J.M._CoetzeeHistory in the pages of Coetzee does not hold its breath; it does not wait for the ominous to take shape, to let the readers understand the difference between the imminent and the escapable. It does not unfold in a gradual manner baring its heart slowly yet definitely. Rather it befalls upon its victims, the characters whom Coetzee never fails to identify with, thus rendering them the center stage and the words they never had. Coetzee confers them with the strength to face the disasters that are imminent and often innate in their own presence. The characters such as Michael K is not very frequent in his works, ever so silent, waiting for the time and life to pass their judgement upon him. Rather we anticipate more for the characters like Susan Barton, the feminine voice of retelling Robinson Crusoe, excluded and silenced by history and collectivity. Similar voice emanates to tell the story of the white woman in the novel “In the heart of the country”. The lack of reliability on the part of the story-teller is something Coetzee reinvented, by starting to narrate the voice, not of hegemony but of oppressed. The characters Coetzee built with so care and compassion often trudge along the margins of the civil world that we know of and yet have the oddity and audacity to make a commentary.

The man who witnessed everything as an outsider, would, for obvious reasons, watch his own life in a similar fashion to no one’s surprise. All three parts of his excellent autobiography were not the reminiscence of an old man filled with lamentation and regrets but a visitation of his past self through eyes of a distant disinterested viewer. I cannot remember reading an autobiography more eloquent and more poetic than the semi-autobiographical novel of Herta Muller (unofficially) “The land of Green Plums“.

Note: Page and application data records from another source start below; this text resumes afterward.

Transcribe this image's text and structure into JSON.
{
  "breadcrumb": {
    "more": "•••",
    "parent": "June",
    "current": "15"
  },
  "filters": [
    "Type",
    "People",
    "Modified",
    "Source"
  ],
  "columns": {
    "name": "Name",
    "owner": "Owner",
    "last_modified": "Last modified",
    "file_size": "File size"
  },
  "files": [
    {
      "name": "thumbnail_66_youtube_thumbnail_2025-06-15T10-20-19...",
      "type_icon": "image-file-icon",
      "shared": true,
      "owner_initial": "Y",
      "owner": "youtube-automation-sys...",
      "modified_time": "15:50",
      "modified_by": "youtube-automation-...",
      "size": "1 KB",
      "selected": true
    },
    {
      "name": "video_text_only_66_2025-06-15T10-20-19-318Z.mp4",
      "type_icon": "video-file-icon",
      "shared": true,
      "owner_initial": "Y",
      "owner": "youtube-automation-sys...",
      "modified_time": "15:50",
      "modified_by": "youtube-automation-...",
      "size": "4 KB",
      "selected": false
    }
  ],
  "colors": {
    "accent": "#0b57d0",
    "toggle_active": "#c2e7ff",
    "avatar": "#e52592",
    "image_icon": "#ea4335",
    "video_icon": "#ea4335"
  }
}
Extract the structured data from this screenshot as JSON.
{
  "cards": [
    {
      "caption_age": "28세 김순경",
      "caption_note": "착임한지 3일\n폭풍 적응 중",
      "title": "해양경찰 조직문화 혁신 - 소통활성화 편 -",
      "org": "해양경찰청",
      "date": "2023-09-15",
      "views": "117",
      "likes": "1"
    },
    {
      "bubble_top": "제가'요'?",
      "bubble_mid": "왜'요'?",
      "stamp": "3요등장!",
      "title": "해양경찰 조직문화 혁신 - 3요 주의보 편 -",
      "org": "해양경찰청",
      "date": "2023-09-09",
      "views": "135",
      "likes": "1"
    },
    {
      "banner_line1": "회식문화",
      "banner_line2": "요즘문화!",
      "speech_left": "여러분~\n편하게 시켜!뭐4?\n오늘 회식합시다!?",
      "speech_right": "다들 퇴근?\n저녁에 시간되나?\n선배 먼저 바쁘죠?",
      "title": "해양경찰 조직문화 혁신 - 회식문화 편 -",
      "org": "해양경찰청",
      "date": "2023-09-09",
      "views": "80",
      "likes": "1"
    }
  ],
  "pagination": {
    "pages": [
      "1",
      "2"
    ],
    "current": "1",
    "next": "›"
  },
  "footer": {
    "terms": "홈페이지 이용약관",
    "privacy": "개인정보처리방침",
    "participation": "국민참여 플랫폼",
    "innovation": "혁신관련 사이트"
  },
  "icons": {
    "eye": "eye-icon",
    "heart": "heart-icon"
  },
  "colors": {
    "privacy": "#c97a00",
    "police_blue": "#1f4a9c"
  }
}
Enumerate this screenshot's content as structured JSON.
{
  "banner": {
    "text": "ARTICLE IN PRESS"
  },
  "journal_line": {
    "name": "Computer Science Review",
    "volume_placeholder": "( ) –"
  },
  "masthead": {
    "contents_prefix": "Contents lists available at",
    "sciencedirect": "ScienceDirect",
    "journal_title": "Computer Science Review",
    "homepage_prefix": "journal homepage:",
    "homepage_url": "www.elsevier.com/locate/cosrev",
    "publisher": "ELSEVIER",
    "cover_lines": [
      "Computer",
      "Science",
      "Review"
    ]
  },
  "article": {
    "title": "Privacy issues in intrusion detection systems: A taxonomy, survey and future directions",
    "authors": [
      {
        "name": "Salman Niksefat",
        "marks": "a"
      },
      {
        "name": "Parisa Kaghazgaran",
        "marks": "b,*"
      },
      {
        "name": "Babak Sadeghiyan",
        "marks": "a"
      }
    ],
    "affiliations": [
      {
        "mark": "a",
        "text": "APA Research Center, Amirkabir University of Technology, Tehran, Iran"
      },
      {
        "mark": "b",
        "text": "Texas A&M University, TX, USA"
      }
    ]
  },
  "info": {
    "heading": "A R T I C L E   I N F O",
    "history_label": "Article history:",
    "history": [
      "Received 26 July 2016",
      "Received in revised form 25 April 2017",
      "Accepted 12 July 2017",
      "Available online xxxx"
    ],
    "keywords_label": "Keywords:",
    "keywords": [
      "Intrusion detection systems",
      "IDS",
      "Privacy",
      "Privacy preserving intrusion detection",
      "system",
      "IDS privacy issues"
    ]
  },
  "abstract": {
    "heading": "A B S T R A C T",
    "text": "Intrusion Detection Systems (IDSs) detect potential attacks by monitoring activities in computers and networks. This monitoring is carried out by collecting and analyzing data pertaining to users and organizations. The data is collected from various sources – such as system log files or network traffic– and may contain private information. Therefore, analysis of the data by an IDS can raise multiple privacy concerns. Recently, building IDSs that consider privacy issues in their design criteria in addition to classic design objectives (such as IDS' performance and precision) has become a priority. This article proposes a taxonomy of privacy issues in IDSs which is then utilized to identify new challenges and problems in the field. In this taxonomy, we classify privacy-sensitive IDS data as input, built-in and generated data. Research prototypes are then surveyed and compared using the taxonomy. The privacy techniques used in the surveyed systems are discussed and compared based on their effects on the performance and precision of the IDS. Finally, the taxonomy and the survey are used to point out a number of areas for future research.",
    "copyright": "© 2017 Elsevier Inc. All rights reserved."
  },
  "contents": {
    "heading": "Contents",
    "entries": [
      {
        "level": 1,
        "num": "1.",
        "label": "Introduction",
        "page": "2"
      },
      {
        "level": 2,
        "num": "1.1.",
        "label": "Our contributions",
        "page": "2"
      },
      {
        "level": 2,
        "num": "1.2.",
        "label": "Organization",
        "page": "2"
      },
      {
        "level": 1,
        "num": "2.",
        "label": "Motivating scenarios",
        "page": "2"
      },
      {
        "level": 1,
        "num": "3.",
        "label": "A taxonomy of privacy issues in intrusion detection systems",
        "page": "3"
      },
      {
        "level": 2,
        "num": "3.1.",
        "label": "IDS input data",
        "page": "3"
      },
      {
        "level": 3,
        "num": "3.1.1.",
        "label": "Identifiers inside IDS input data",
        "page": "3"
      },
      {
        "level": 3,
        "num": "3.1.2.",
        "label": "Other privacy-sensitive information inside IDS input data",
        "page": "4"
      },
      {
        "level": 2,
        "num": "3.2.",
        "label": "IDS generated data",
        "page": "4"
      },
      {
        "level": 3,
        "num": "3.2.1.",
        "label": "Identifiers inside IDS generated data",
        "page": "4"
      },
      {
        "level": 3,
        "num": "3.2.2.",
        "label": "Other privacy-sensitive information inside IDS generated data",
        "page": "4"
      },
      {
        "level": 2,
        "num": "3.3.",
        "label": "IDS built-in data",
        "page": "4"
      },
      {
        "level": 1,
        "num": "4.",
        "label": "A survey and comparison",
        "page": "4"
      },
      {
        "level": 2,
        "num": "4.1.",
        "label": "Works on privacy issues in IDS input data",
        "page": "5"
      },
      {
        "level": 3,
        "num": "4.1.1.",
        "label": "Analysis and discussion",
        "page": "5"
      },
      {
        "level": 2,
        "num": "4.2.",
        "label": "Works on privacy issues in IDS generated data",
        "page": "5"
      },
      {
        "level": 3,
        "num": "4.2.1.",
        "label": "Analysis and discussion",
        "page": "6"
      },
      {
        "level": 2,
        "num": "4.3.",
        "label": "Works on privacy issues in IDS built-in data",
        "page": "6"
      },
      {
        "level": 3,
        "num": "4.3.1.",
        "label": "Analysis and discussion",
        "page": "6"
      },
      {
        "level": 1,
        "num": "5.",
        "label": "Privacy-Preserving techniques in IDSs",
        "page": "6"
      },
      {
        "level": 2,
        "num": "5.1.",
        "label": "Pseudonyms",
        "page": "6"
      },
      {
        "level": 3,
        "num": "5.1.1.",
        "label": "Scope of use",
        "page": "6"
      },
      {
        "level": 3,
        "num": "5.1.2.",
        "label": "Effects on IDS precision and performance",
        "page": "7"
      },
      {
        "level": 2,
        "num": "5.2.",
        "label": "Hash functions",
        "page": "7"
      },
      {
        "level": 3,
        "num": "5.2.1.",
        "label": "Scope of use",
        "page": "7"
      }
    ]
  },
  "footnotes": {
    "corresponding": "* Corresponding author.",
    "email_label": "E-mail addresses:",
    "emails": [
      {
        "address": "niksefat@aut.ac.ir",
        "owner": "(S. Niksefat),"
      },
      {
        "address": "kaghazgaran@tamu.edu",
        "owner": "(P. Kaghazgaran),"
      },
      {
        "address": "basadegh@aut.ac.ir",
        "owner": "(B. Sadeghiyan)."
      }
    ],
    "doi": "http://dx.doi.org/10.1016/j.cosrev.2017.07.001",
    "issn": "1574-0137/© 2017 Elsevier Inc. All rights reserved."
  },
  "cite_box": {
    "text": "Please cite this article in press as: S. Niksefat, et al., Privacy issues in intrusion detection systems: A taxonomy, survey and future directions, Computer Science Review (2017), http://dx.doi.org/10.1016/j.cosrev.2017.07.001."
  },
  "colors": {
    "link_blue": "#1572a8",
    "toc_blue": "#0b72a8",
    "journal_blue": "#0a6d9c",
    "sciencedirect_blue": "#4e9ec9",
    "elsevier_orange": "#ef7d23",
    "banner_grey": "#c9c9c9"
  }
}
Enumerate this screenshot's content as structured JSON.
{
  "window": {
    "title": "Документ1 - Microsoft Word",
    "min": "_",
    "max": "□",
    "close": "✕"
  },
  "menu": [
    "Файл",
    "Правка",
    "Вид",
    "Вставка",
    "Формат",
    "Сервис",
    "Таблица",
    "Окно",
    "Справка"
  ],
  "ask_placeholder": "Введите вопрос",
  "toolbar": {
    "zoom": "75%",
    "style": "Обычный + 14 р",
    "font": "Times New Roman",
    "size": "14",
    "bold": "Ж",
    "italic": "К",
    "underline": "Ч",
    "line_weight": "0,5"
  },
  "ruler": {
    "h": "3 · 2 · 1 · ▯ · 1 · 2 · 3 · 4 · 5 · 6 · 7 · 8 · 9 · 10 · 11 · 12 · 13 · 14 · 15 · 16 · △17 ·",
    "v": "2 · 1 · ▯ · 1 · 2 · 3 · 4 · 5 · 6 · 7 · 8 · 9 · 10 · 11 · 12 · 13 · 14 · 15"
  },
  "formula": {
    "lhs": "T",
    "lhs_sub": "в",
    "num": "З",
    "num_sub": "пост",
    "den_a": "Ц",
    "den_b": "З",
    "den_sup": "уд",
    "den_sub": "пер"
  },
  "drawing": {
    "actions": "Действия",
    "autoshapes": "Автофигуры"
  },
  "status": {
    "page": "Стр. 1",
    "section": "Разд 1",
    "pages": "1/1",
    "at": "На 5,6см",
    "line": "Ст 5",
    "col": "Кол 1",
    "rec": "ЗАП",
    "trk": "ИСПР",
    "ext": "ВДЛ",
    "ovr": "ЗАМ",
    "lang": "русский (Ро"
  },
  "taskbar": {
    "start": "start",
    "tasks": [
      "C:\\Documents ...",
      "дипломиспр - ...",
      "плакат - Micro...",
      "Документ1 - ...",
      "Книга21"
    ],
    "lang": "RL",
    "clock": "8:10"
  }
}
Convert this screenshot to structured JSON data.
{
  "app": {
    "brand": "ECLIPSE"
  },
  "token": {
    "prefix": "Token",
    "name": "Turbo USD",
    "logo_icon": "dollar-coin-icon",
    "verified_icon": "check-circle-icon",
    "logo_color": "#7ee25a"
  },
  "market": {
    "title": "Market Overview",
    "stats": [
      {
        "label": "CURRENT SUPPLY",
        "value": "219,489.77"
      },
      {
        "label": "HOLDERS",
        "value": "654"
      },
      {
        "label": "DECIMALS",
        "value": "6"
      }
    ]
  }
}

Though he did not experiment with forms in a rebellious manner until very late when he introduced a very innovative style in “The diary of a bad year” or even in “Summertime”, I don’t think I would remember him as the maverick of forms. Coetzee transcends into something larger than a South African voice of conscience or the nobel laureate novelist or a two-time booker prize winner or anything that is described through worldly reviews and awards. Coetzee would remain, for millions, the last of his kinds, the voice of reason looking through the glass of an outsider and yet immersed by the guilt as well as rectitude. And for me, he would simply be the writer who taught me to speak not the words of the world, but the words of my soul and for that, and only that, he would always be the author who has undone and made me, for countless occasions.